→ Goal of the exercise
Please copy, word for word, the line holding "What data populates" and each line that follows it through the end of the entries, omitting any pictures.

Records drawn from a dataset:

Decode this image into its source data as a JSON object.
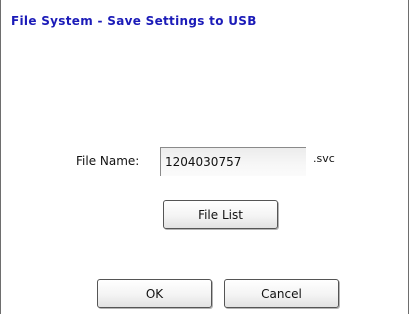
{
  "dialog": {
    "title": "File System - Save Settings to USB"
  },
  "form": {
    "file_name_label": "File Name:",
    "file_name_value": "1204030757",
    "extension": ".svc"
  },
  "buttons": {
    "file_list": "File List",
    "ok": "OK",
    "cancel": "Cancel"
  }
}
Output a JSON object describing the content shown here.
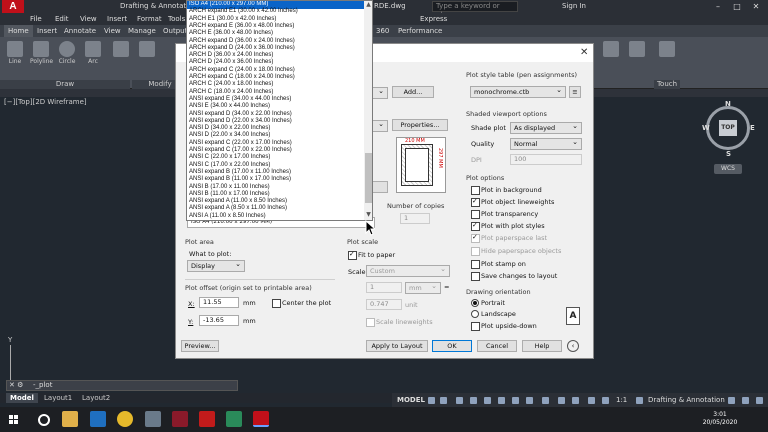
{
  "app": {
    "workspace": "Drafting & Annotati",
    "document": "RDE.dwg",
    "search_placeholder": "Type a keyword or phrase",
    "sign_in": "Sign In"
  },
  "menu": [
    "File",
    "Edit",
    "View",
    "Insert",
    "Format",
    "Tools",
    "Express"
  ],
  "ribbon_tabs": [
    "Home",
    "Insert",
    "Annotate",
    "View",
    "Manage",
    "Output",
    "360",
    "Performance"
  ],
  "ribbon_tools": [
    "Line",
    "Polyline",
    "Circle",
    "Arc"
  ],
  "ribbon_panels": {
    "draw": "Draw",
    "modify": "Modify",
    "touch": "Touch"
  },
  "viewport_label": "[−][Top][2D Wireframe]",
  "viewcube": {
    "n": "N",
    "s": "S",
    "e": "E",
    "w": "W",
    "top": "TOP",
    "wcs": "WCS"
  },
  "command_line": "-_plot",
  "ucs_label": "Y",
  "layout_tabs": [
    "Model",
    "Layout1",
    "Layout2"
  ],
  "status": {
    "model": "MODEL",
    "scale": "1:1",
    "workspace": "Drafting & Annotation"
  },
  "clock": {
    "time": "3:01",
    "date": "20/05/2020"
  },
  "plot_dialog": {
    "add_button": "Add...",
    "properties_button": "Properties...",
    "plot_style_table": {
      "label": "Plot style table (pen assignments)",
      "value": "monochrome.ctb"
    },
    "shaded_viewport": {
      "label": "Shaded viewport options",
      "shade_plot_label": "Shade plot",
      "shade_plot_value": "As displayed",
      "quality_label": "Quality",
      "quality_value": "Normal",
      "dpi_label": "DPI",
      "dpi_value": "100"
    },
    "plot_options": {
      "label": "Plot options",
      "items": [
        {
          "label": "Plot in background",
          "checked": false,
          "disabled": false
        },
        {
          "label": "Plot object lineweights",
          "checked": true,
          "disabled": false
        },
        {
          "label": "Plot transparency",
          "checked": false,
          "disabled": false
        },
        {
          "label": "Plot with plot styles",
          "checked": true,
          "disabled": false
        },
        {
          "label": "Plot paperspace last",
          "checked": true,
          "disabled": true
        },
        {
          "label": "Hide paperspace objects",
          "checked": false,
          "disabled": true
        },
        {
          "label": "Plot stamp on",
          "checked": false,
          "disabled": false
        },
        {
          "label": "Save changes to layout",
          "checked": false,
          "disabled": false
        }
      ]
    },
    "drawing_orientation": {
      "label": "Drawing orientation",
      "portrait": "Portrait",
      "landscape": "Landscape",
      "upside_down": "Plot upside-down",
      "selected": "portrait"
    },
    "preview_dims": {
      "width": "210 MM",
      "height": "297 MM"
    },
    "copies": {
      "label": "Number of copies",
      "value": "1"
    },
    "paper_size_value": "ISO A4 (210.00 x 297.00 MM)",
    "plot_area": {
      "label": "Plot area",
      "what_label": "What to plot:",
      "what_value": "Display"
    },
    "plot_offset": {
      "label": "Plot offset (origin set to printable area)",
      "x_label": "X:",
      "x_value": "11.55",
      "y_label": "Y:",
      "y_value": "-13.65",
      "unit": "mm",
      "center": "Center the plot"
    },
    "plot_scale": {
      "label": "Plot scale",
      "fit": "Fit to paper",
      "scale_label": "Scale:",
      "scale_value": "Custom",
      "num_value": "1",
      "unit_value": "mm",
      "eq": "=",
      "units_value": "0.747",
      "units_label": "unit",
      "lineweights": "Scale lineweights"
    },
    "buttons": {
      "preview": "Preview...",
      "apply": "Apply to Layout",
      "ok": "OK",
      "cancel": "Cancel",
      "help": "Help"
    }
  },
  "paper_sizes": [
    "ISO A4 (210.00 x 297.00 MM)",
    "ARCH expand E1 (30.00 x 42.00 Inches)",
    "ARCH E1 (30.00 x 42.00 Inches)",
    "ARCH expand E (36.00 x 48.00 Inches)",
    "ARCH E (36.00 x 48.00 Inches)",
    "ARCH expand D (36.00 x 24.00 Inches)",
    "ARCH expand D (24.00 x 36.00 Inches)",
    "ARCH D (36.00 x 24.00 Inches)",
    "ARCH D (24.00 x 36.00 Inches)",
    "ARCH expand C (24.00 x 18.00 Inches)",
    "ARCH expand C (18.00 x 24.00 Inches)",
    "ARCH C (24.00 x 18.00 Inches)",
    "ARCH C (18.00 x 24.00 Inches)",
    "ANSI expand E (34.00 x 44.00 Inches)",
    "ANSI E (34.00 x 44.00 Inches)",
    "ANSI expand D (34.00 x 22.00 Inches)",
    "ANSI expand D (22.00 x 34.00 Inches)",
    "ANSI D (34.00 x 22.00 Inches)",
    "ANSI D (22.00 x 34.00 Inches)",
    "ANSI expand C (22.00 x 17.00 Inches)",
    "ANSI expand C (17.00 x 22.00 Inches)",
    "ANSI C (22.00 x 17.00 Inches)",
    "ANSI C (17.00 x 22.00 Inches)",
    "ANSI expand B (17.00 x 11.00 Inches)",
    "ANSI expand B (11.00 x 17.00 Inches)",
    "ANSI B (17.00 x 11.00 Inches)",
    "ANSI B (11.00 x 17.00 Inches)",
    "ANSI expand A (11.00 x 8.50 Inches)",
    "ANSI expand A (8.50 x 11.00 Inches)",
    "ANSI A (11.00 x 8.50 Inches)"
  ],
  "colors": {
    "accent": "#0a64c8",
    "autocad_red": "#c0101a"
  }
}
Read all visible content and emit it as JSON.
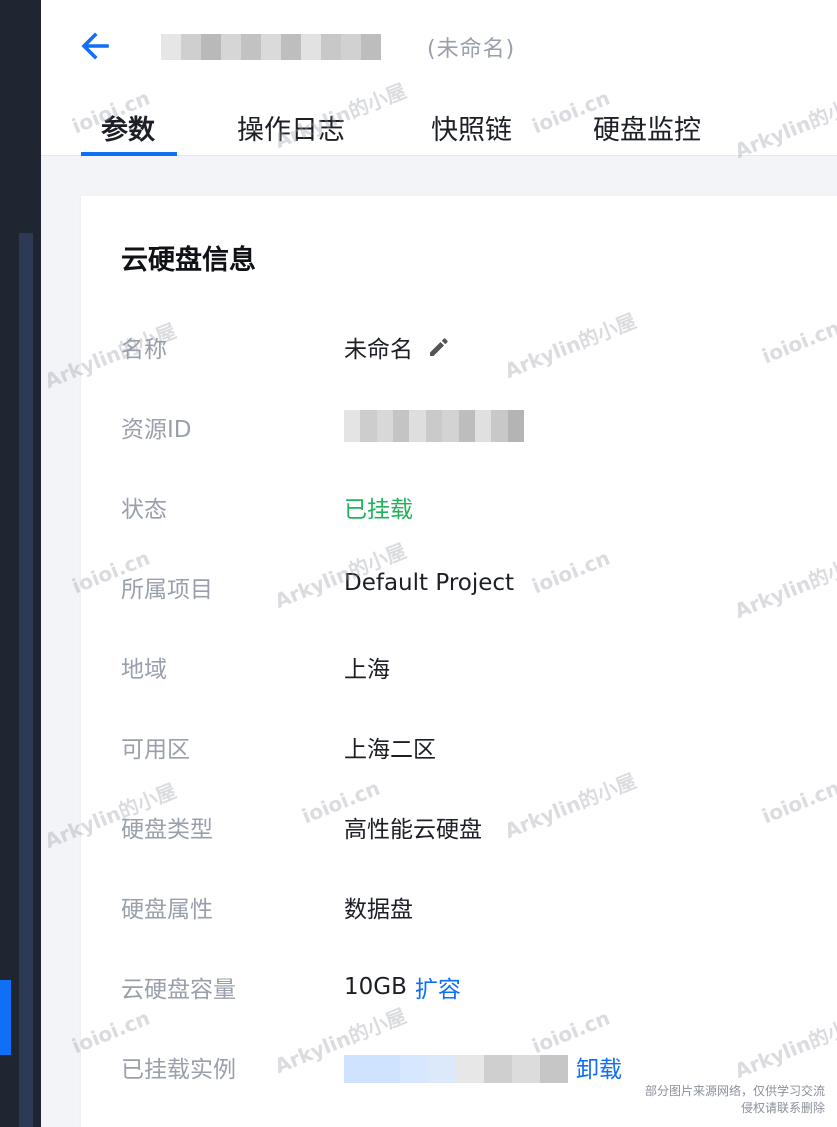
{
  "header": {
    "back_label": "back",
    "title_sub": "(未命名)",
    "tabs": [
      {
        "label": "参数",
        "active": true
      },
      {
        "label": "操作日志",
        "active": false
      },
      {
        "label": "快照链",
        "active": false
      },
      {
        "label": "硬盘监控",
        "active": false
      }
    ]
  },
  "card": {
    "title": "云硬盘信息",
    "rows": [
      {
        "label": "名称",
        "value": "未命名"
      },
      {
        "label": "资源ID",
        "value": ""
      },
      {
        "label": "状态",
        "value": "已挂载"
      },
      {
        "label": "所属项目",
        "value": "Default Project"
      },
      {
        "label": "地域",
        "value": "上海"
      },
      {
        "label": "可用区",
        "value": "上海二区"
      },
      {
        "label": "硬盘类型",
        "value": "高性能云硬盘"
      },
      {
        "label": "硬盘属性",
        "value": "数据盘"
      },
      {
        "label": "云硬盘容量",
        "value": "10GB",
        "action": "扩容"
      },
      {
        "label": "已挂载实例",
        "value": "",
        "action": "卸载"
      }
    ]
  },
  "watermarks": {
    "text_a": "Arkylin的小屋",
    "text_b": "ioioi.cn"
  },
  "footer": {
    "line1": "部分图片来源网络，仅供学习交流",
    "line2": "侵权请联系删除"
  },
  "colors": {
    "accent": "#0f6ff5",
    "status_green": "#1fb35b",
    "label_gray": "#9aa0ab",
    "sidebar_dark": "#1f2531"
  },
  "icons": {
    "back": "arrow-left-icon",
    "edit": "pencil-icon"
  }
}
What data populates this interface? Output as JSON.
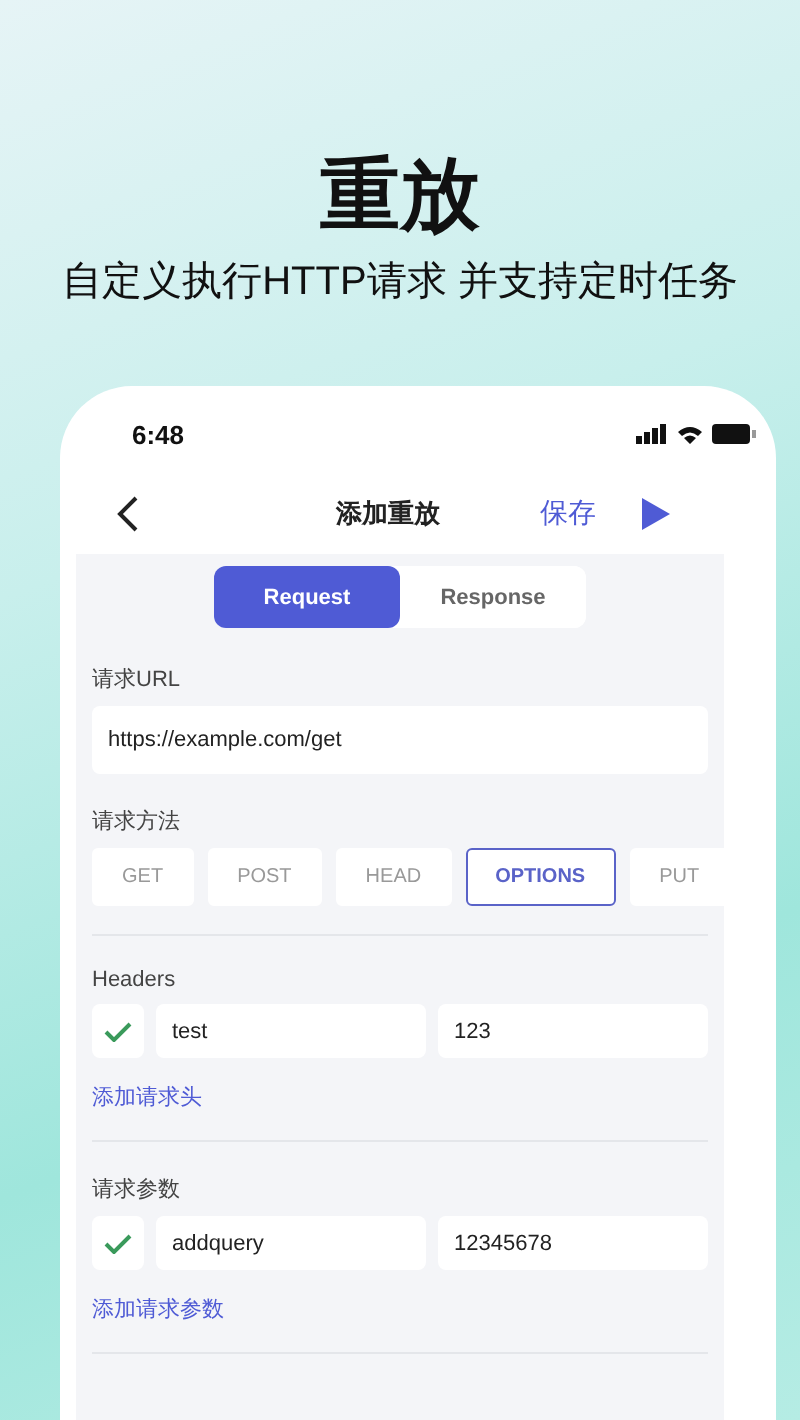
{
  "headline": "重放",
  "subtitle": "自定义执行HTTP请求 并支持定时任务",
  "status_bar": {
    "time": "6:48"
  },
  "nav": {
    "title": "添加重放",
    "save": "保存"
  },
  "tabs": [
    {
      "label": "Request",
      "selected": true
    },
    {
      "label": "Response",
      "selected": false
    }
  ],
  "url": {
    "label": "请求URL",
    "value": "https://example.com/get"
  },
  "method": {
    "label": "请求方法",
    "options": [
      {
        "label": "GET",
        "selected": false
      },
      {
        "label": "POST",
        "selected": false
      },
      {
        "label": "HEAD",
        "selected": false
      },
      {
        "label": "OPTIONS",
        "selected": true
      },
      {
        "label": "PUT",
        "selected": false
      }
    ]
  },
  "headers": {
    "label": "Headers",
    "rows": [
      {
        "checked": true,
        "key": "test",
        "value": "123"
      }
    ],
    "add": "添加请求头"
  },
  "params": {
    "label": "请求参数",
    "rows": [
      {
        "checked": true,
        "key": "addquery",
        "value": "12345678"
      }
    ],
    "add": "添加请求参数"
  }
}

→ Answer box
What data populates this interface? Output as JSON.
{
  "headline": "重放",
  "subtitle": "自定义执行HTTP请求 并支持定时任务",
  "status_bar": {
    "time": "6:48"
  },
  "nav": {
    "title": "添加重放",
    "save": "保存"
  },
  "tabs": [
    {
      "label": "Request",
      "selected": true
    },
    {
      "label": "Response",
      "selected": false
    }
  ],
  "url": {
    "label": "请求URL",
    "value": "https://example.com/get"
  },
  "method": {
    "label": "请求方法",
    "options": [
      {
        "label": "GET",
        "selected": false
      },
      {
        "label": "POST",
        "selected": false
      },
      {
        "label": "HEAD",
        "selected": false
      },
      {
        "label": "OPTIONS",
        "selected": true
      },
      {
        "label": "PUT",
        "selected": false
      }
    ]
  },
  "headers": {
    "label": "Headers",
    "rows": [
      {
        "checked": true,
        "key": "test",
        "value": "123"
      }
    ],
    "add": "添加请求头"
  },
  "params": {
    "label": "请求参数",
    "rows": [
      {
        "checked": true,
        "key": "addquery",
        "value": "12345678"
      }
    ],
    "add": "添加请求参数"
  }
}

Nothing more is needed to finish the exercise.